I have a dataset of ~4.7K records focused on binary classification with 60 features. class 1 is of 1554 records and class 2 is of 3558 records.

Now I would like to find the risk factors that influences the outcome which is disease present or not. This is a supervised learning problem

I understand that people do matching to ensure that both the classes have similar distribution, so that the comparison results are reliable.

1) I see people usually do matching based on demographics like Age etc. Is it to infer what factors really influence the outcome if we keep Age constant. Am I right to understand this way?

2) If I put all the variables in logistic regression model, doesn't that account for confounding? Why do I have to do matching?

3) Out of 60 features, I would like to do matching based on 4 variables. How do I do this for my full dataset? Is there any python package to do this?

Can someone help me on how to do this?

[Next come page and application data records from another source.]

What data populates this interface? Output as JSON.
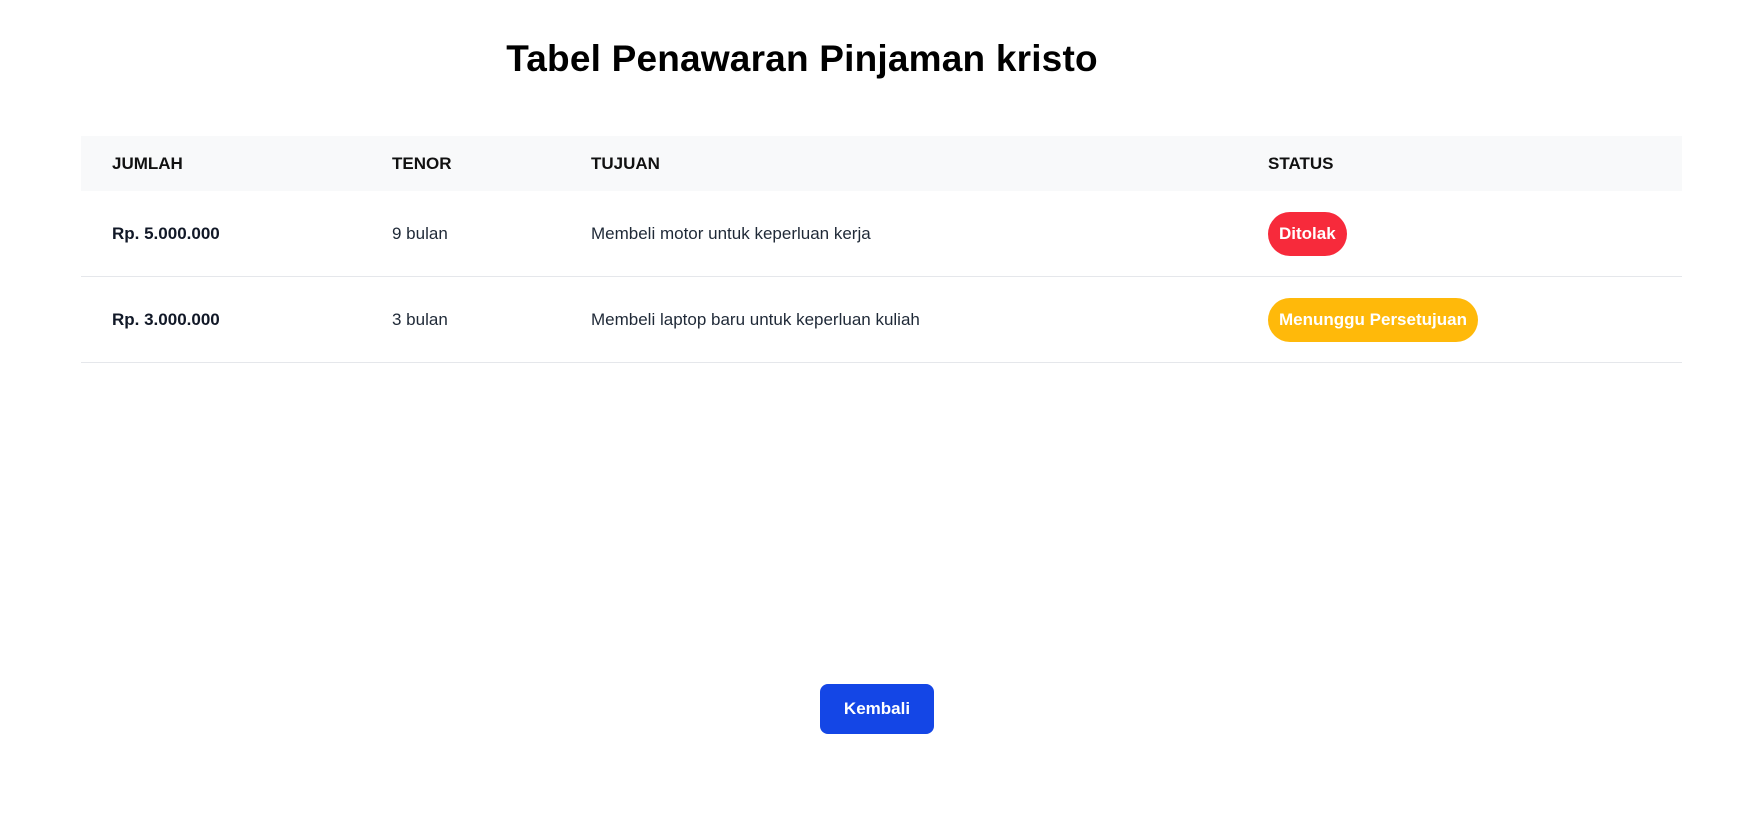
{
  "page": {
    "title": "Tabel Penawaran Pinjaman kristo"
  },
  "table": {
    "headers": {
      "amount": "JUMLAH",
      "tenor": "TENOR",
      "purpose": "TUJUAN",
      "status": "STATUS"
    },
    "rows": [
      {
        "amount": "Rp. 5.000.000",
        "tenor": "9 bulan",
        "purpose": "Membeli motor untuk keperluan kerja",
        "status": "Ditolak",
        "status_color": "#f72a3b"
      },
      {
        "amount": "Rp. 3.000.000",
        "tenor": "3 bulan",
        "purpose": "Membeli laptop baru untuk keperluan kuliah",
        "status": "Menunggu Persetujuan",
        "status_color": "#ffb90a"
      }
    ]
  },
  "actions": {
    "back_label": "Kembali",
    "back_color": "#1446e6"
  }
}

• can you clarify the first question? What is the question exactly? – Carlos Mougan Jan 6 at 23:25
• I figured out that. It is here In epidemiology, the term “exposure” can be broadly applied to any factor that may be associated with an outcome of interest – The Great Jan 6 at 23:26

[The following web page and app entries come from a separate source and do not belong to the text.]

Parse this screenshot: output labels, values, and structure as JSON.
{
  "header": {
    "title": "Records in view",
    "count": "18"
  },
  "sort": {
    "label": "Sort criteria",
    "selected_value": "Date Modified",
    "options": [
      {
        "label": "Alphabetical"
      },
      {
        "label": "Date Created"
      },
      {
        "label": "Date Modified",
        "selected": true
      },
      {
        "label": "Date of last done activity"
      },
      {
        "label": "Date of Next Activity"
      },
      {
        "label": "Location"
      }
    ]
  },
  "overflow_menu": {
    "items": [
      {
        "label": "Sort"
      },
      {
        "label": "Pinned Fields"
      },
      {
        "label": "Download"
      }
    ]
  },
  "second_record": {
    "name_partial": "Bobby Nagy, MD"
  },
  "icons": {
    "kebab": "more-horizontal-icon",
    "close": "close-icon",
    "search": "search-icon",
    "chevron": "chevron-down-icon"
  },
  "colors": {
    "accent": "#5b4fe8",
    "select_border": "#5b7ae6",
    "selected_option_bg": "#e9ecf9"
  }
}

It appears (if I understand you correctly) that you want to model the causal effect of some confounders $$X$$ on some outcome $$y$$ by using Logit. If this is correct, and if you know the outcome $$y$$, you should be fine with using just Logit, because in this case (and if you are able to contol for all relevant confounders $$X$$), you can identify the marginal effect of $$x$$ on $$y$$.
I guess you refer to "Propensity Score Matching" (PSM) in your question. This technique is used to "predict" cases in which you do not know for sure if some $$i$$ would have received treatment ($$y=1$$ or $$y=0$$) and you try to "predict" this outcome. In other words: The propensity score is the conditional (predicted) probability of receiving treatment given some $$x$$.
However, in case you observe $$y$$, and in case you don't have rasons to believ that there is a bias in $$y$$, you should be fine with a normal Logit. Here it would be really important for you to clarify what your problem actually is (this is not clear from your question). So if treatment ($$y$$) is non-random, you may think about "correcting" this bias using PSM. If not, you can go with normal Logit.
Anyway: PSM has it's pros and cons. It also is a little outdated since matching has made huge progress in recent years. So the most important thing for you to do is - as it appears to me - to get a good idea if you really need to "adjust" the treated/non-treated $$y$$ (so if you have reasons to believe that the data generating process is biased or non-random).
• Hi, thanks for the response. Upvoted. I am trying to find the risk factors that influence the outcome (disease present or not). I have the y` values known before.Like you said, yes I did logistic regression with all input variables in the equation meaning it adjusted for confounders and no need to do for matching. Am I right? – The Great Jan 6 at 23:42